No, it’s not Garcia.

8. Newcomer Héctor Neris has to be the weak link.

By highest line-drive rate allowed, it’s true, barely. Neris spent parts of eight years as Philadelphia’s occasionally excellent/occasionally flammable closer; it’s worth noting that the Phillies' bullpen is probably the main reason their postseason drought lasted as long as it did. With the Astros, he’s added drop to his splitter, struck out five times as many hitters as he's walked and generally outpitched (2.35 FIP) his 3.72 ERA. Neris was perfect in four postseason outings before allowing a homer in Game 4.

There are relatively few pitches that, when thrown properly, can be given the label unhittable. Neris's splitter might be one of them. No, the weak link here isn't Neris.

9. Lance McCullers Jr., then, is the weak link.

By fastball velocity, it’s true. McCullers' 93.1 mph heat is the lowest of any active Astro. Then again, he posted a 2.27 ERA this year in eight starts after returning from an arm injury, and he’s one of the most accomplished postseason pitchers in history, having posted a 2.77 ERA across 18 games dating back to 2015; he’s started a World Series Game 7 and an ALCS Game 7.

No, it’s not McCullers.

10. While trying to keep a straight face: Ryan Pressly is the weak link.

We actually can’t keep up the bit any further. Pressly is dominant and has been since the day the Astros acquired him from Minnesota in 2018. Over the past three years, he has a 1.21 ERA in 21 postseason games. He’s struck out eight of 20 batters faced so far this postseason, allowing two hits.

No, it’s definitely not Pressly.
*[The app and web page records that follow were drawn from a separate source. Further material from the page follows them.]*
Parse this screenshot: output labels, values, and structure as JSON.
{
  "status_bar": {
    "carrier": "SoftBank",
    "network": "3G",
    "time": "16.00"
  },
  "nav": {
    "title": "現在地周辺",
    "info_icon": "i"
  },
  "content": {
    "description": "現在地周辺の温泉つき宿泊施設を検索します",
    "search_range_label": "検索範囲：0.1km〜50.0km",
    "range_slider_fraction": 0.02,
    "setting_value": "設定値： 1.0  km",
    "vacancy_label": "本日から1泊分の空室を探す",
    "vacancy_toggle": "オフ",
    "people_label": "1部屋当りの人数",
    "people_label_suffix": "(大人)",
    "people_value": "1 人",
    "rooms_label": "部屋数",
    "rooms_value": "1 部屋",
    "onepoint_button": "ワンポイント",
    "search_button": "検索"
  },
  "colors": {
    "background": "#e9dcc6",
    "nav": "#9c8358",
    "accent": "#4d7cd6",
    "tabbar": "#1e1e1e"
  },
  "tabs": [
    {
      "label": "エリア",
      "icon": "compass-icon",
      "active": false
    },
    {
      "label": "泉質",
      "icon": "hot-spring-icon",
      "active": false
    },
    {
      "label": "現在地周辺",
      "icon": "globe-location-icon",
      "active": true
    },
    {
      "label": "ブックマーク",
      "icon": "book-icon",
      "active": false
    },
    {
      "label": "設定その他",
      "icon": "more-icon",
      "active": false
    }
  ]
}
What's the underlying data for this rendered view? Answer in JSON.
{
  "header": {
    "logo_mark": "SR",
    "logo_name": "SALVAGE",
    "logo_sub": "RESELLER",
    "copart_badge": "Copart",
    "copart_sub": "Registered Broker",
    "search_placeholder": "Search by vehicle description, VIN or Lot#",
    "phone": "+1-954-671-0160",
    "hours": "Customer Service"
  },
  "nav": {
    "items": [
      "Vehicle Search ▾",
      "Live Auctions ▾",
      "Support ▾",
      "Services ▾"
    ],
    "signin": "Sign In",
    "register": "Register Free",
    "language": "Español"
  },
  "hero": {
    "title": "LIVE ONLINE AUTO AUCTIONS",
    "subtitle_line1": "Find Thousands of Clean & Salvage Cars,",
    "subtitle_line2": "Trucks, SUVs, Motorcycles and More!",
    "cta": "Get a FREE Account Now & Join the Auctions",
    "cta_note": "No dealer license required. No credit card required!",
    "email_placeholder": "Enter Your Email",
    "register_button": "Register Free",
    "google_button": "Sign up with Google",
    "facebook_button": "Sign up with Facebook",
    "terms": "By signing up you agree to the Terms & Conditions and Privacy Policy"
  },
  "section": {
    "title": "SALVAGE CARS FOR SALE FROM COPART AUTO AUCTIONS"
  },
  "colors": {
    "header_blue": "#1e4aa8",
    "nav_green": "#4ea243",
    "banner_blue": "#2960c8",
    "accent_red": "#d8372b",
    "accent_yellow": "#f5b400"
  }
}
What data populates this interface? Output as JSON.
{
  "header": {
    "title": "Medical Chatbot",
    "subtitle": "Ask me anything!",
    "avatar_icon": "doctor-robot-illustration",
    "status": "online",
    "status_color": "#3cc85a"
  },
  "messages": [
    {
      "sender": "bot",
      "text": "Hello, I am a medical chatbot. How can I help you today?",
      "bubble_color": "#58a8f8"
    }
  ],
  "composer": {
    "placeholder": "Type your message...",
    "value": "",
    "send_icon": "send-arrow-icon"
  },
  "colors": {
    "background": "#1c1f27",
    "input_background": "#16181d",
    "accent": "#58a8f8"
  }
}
It is, of course, none of them, which is the point. The Astros pitch so well because they do not have any mediocre pitchers; they really have more than they know what to do with. (Urquidy, who started 28 games this year and has six postseason starts as an Astro, hasn’t been able to get on the mound. Martinez had a 2.09 ERA in 29 games this year; he hasn’t pitched in October. Taylor, who has held lefties to a miniscule .159/.260/.258 career line, also hasn’t made it in, though he might be more useful against Bryce Harper and Kyle Schwarber in the World Series.)

As the Dodgers, Yankees and Padres had to scramble to cover back-end postseason innings, to often ruinous effect, the Astros laughed off a champagne bottle mishap. They simply called on Javier, the 3.4 WAR fifth starter.

If there is a weakness thus far, it’s been that the Astros' lineup has been … fine. But not more than fine. Yordan Alvarez looked unstoppable for two games against Seattle, yet he’s done very little in five games since. Jose Altuve is in the midst of a dreadful 3-for-32 October. Kyle Tucker has barely been better. Almost all of Houston's offense has come from Alex Bregman and Jeremy Peña, plus, improbably, Chas McCormick. As a group, the Astros' lineup has hit only .227/.295/.408.

But how do you know when a pitching staff is really humming? Earlier, we said the pitchers had allowed the fifth-lowest OPS in a postseason of at least seven games, and they have. Meanwhile, the lineup has merely the 101st-best postseason OPS, because it's hardly firing on all cylinders.

Yet the Astros, on their way to the World Series, have yet to lose a postseason game this year. You know which side of the ball to thank for that.